[Source material]

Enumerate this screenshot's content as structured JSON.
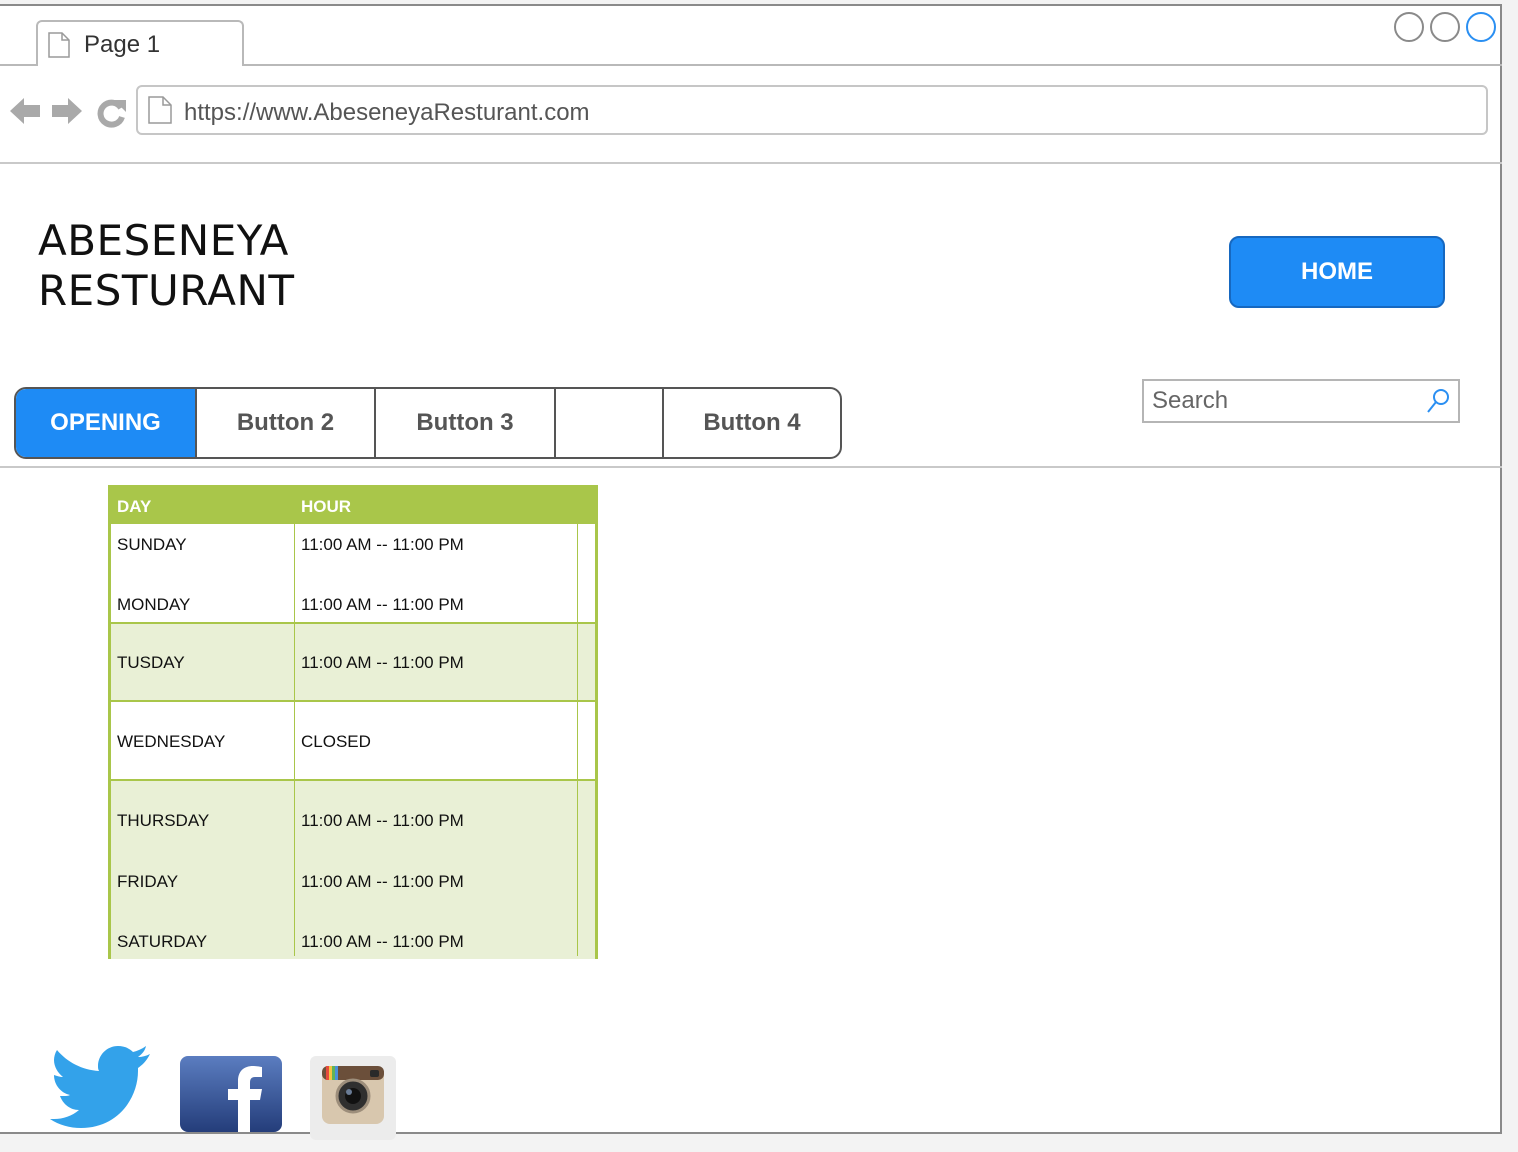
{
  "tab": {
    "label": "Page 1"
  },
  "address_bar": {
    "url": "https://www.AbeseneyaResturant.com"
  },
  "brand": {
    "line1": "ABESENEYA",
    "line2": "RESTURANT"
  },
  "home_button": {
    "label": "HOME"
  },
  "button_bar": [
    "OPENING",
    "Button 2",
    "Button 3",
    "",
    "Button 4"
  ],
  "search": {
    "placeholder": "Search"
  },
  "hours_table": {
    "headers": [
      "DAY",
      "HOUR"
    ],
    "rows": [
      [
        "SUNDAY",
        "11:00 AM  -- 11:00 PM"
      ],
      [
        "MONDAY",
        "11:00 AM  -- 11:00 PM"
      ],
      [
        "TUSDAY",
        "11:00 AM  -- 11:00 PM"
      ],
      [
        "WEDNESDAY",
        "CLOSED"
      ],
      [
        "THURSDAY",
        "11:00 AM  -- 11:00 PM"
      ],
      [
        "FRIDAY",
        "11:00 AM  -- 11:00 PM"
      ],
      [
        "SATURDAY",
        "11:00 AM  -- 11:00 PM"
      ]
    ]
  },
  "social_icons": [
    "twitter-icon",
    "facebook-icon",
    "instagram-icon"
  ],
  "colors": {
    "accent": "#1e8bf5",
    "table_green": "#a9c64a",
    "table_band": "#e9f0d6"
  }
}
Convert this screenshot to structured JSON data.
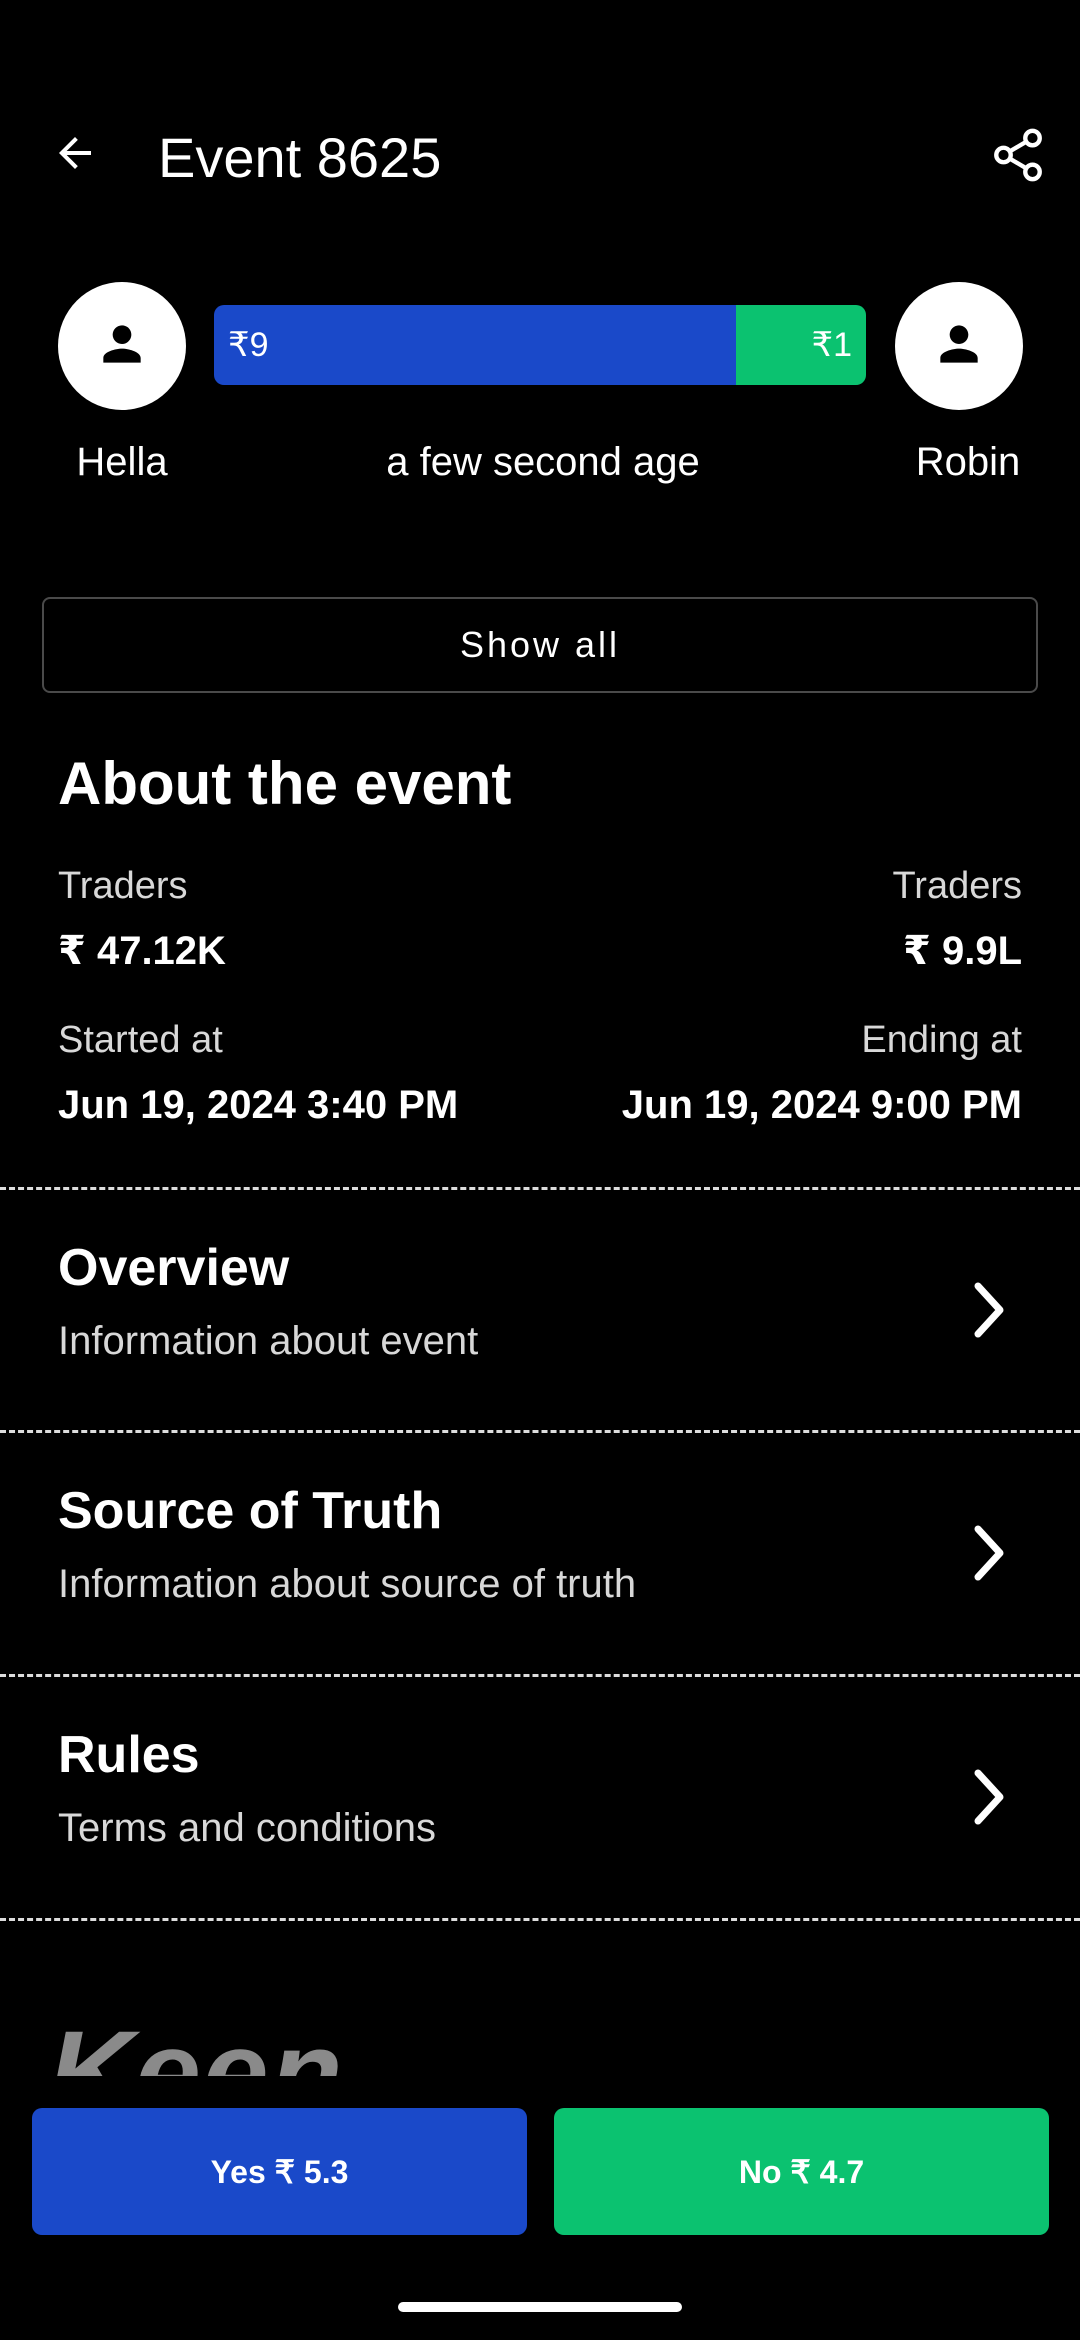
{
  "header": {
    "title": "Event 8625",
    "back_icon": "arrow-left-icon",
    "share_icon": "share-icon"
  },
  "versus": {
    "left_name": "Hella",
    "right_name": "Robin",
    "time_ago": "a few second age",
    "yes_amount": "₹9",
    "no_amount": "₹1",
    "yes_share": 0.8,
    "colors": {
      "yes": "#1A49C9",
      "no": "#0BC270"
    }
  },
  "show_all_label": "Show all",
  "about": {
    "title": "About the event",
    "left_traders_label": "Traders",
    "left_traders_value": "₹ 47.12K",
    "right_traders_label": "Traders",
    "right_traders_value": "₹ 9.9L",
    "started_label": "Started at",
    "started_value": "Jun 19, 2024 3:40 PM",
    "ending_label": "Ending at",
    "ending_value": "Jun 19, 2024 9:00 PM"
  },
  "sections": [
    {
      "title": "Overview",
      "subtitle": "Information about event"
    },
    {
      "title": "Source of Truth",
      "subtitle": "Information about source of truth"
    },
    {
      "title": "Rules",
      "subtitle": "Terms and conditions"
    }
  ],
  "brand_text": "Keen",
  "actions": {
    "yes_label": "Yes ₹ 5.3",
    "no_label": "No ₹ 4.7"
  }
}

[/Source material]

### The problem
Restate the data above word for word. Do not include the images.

### Answer for the task
Enumerate this screenshot's content as structured JSON.
{
  "tab": {
    "label": "Page 1"
  },
  "address_bar": {
    "url": "https://www.AbeseneyaResturant.com"
  },
  "brand": {
    "line1": "ABESENEYA",
    "line2": "RESTURANT"
  },
  "home_button": {
    "label": "HOME"
  },
  "button_bar": [
    "OPENING",
    "Button 2",
    "Button 3",
    "",
    "Button 4"
  ],
  "search": {
    "placeholder": "Search"
  },
  "hours_table": {
    "headers": [
      "DAY",
      "HOUR"
    ],
    "rows": [
      [
        "SUNDAY",
        "11:00 AM  -- 11:00 PM"
      ],
      [
        "MONDAY",
        "11:00 AM  -- 11:00 PM"
      ],
      [
        "TUSDAY",
        "11:00 AM  -- 11:00 PM"
      ],
      [
        "WEDNESDAY",
        "CLOSED"
      ],
      [
        "THURSDAY",
        "11:00 AM  -- 11:00 PM"
      ],
      [
        "FRIDAY",
        "11:00 AM  -- 11:00 PM"
      ],
      [
        "SATURDAY",
        "11:00 AM  -- 11:00 PM"
      ]
    ]
  },
  "social_icons": [
    "twitter-icon",
    "facebook-icon",
    "instagram-icon"
  ],
  "colors": {
    "accent": "#1e8bf5",
    "table_green": "#a9c64a",
    "table_band": "#e9f0d6"
  }
}
Convert this screenshot to structured JSON data.
{
  "header": {
    "title": "Event 8625",
    "back_icon": "arrow-left-icon",
    "share_icon": "share-icon"
  },
  "versus": {
    "left_name": "Hella",
    "right_name": "Robin",
    "time_ago": "a few second age",
    "yes_amount": "₹9",
    "no_amount": "₹1",
    "yes_share": 0.8,
    "colors": {
      "yes": "#1A49C9",
      "no": "#0BC270"
    }
  },
  "show_all_label": "Show all",
  "about": {
    "title": "About the event",
    "left_traders_label": "Traders",
    "left_traders_value": "₹ 47.12K",
    "right_traders_label": "Traders",
    "right_traders_value": "₹ 9.9L",
    "started_label": "Started at",
    "started_value": "Jun 19, 2024 3:40 PM",
    "ending_label": "Ending at",
    "ending_value": "Jun 19, 2024 9:00 PM"
  },
  "sections": [
    {
      "title": "Overview",
      "subtitle": "Information about event"
    },
    {
      "title": "Source of Truth",
      "subtitle": "Information about source of truth"
    },
    {
      "title": "Rules",
      "subtitle": "Terms and conditions"
    }
  ],
  "brand_text": "Keen",
  "actions": {
    "yes_label": "Yes ₹ 5.3",
    "no_label": "No ₹ 4.7"
  }
}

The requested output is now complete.